Bennett may decide to impede a US-brokered peace deal with the Palestinians if, in the course of the Trump administration’s peace effort, Netanyahu agrees to give away what he sees as too much land and control to the Palestinians, at the expense of the half a million Jews who have made their homes in Judea and Samaria.
Another right-wing leader in the running is Defense Minister Avigdor Lieberman, 59, founder of Israel Beitenu. He started out as chief of staff during Netanyahu’s early days as prime minister and Likud leader, then broke away from the party to found Israel Beitenu. He has held one cabinet post after another, including foreign affairs in 2009-2012.
Lieberman’s party started out with 15 Knesset members (in the 120-seat House) and dwindled to seven in the last election two years ago. Netanyahu lifted him off the opposition benches in 2016 to take over as defense minister after Moshe Ya’alon resigned this post. He is now back at center stage of national politics.
Ya’alon, who is seething over losing his cabinet seat, this week formally quit Likud, founded a new party and launched a campaign for national leadership. He has his work cut out to win a national following. – certainly in time for snap election, if the forecasts pan out and a vote takes place before the end of 2017.
The only serious contender for national leadership outside the right-wing camp is Yair Lapid, 54, founder and leader of Yesh Atid (Future), who switched to politics from a successful career as a popular TV presenter. As finance minister in Netanyahu’s second cabinet, his first foray into executive office, he did not exactly shine.
Although Future tops the latest opinion polls ahead of Likud, Lapid’s past reputation as a playboy is hard to live down. In most parts of the population, he doesn’t make the grade as a serious national leader capable of managing Israel’s complex social problems and profound security issues, although his main appeal is to seekers of change.
While the queue of pushers for the prime minister’s job grows, Netanyahu shows no sign of relinquishing the helm of government. They are all avidly watching the police investigations against him on charges of improperly accepting or soliciting gifts from friendly tycoons and conducting negotiations with the publisher of the Yedioth Aharonot tabloid, hoping they will end in an indictment and force his resignation.
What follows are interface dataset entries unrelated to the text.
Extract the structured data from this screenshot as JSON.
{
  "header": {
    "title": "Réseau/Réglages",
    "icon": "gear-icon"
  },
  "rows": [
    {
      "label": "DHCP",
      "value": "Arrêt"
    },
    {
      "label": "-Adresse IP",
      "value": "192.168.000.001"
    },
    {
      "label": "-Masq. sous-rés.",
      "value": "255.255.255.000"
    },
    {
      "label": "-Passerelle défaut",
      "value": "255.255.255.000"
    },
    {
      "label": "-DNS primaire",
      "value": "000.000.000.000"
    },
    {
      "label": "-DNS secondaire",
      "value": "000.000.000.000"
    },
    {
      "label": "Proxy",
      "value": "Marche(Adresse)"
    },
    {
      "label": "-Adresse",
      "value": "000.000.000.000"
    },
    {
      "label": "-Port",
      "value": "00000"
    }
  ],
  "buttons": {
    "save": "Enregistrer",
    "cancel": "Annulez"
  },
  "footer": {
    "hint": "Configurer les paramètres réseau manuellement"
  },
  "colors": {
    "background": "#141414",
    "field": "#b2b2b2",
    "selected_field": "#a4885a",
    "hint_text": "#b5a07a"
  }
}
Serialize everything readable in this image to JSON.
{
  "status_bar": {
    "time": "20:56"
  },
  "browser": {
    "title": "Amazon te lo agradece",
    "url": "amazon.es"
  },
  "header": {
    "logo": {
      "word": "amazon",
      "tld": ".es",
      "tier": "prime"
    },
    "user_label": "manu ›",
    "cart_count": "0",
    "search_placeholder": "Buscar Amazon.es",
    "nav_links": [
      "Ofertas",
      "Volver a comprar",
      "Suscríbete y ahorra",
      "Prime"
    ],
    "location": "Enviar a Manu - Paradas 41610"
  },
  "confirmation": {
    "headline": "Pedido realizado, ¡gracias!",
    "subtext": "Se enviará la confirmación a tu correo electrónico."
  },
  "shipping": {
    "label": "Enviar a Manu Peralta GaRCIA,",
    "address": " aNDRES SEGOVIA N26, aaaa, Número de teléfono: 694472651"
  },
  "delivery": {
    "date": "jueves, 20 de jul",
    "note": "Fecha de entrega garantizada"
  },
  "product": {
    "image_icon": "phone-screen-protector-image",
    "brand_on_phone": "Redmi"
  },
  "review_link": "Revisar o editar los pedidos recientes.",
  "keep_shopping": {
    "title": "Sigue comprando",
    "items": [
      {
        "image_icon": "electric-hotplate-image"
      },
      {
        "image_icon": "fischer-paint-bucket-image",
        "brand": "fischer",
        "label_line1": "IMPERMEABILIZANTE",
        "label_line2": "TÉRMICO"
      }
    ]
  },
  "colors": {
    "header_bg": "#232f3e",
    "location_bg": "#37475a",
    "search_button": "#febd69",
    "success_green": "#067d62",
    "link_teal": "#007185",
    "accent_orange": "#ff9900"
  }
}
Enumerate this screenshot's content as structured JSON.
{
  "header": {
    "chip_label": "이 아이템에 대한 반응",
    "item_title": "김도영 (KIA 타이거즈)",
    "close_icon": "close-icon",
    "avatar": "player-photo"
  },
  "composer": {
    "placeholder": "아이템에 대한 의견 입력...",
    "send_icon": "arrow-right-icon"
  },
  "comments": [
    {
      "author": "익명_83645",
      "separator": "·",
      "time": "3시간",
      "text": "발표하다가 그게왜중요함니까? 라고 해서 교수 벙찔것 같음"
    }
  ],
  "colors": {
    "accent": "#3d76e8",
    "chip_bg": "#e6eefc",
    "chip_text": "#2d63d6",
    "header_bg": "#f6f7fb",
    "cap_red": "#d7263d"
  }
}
However, the prime minister has made it clear that he will fight any charges against him from the prime minister’s office. The longer the list of bidders scrambling for his job, the more stubbornly he sticks to it.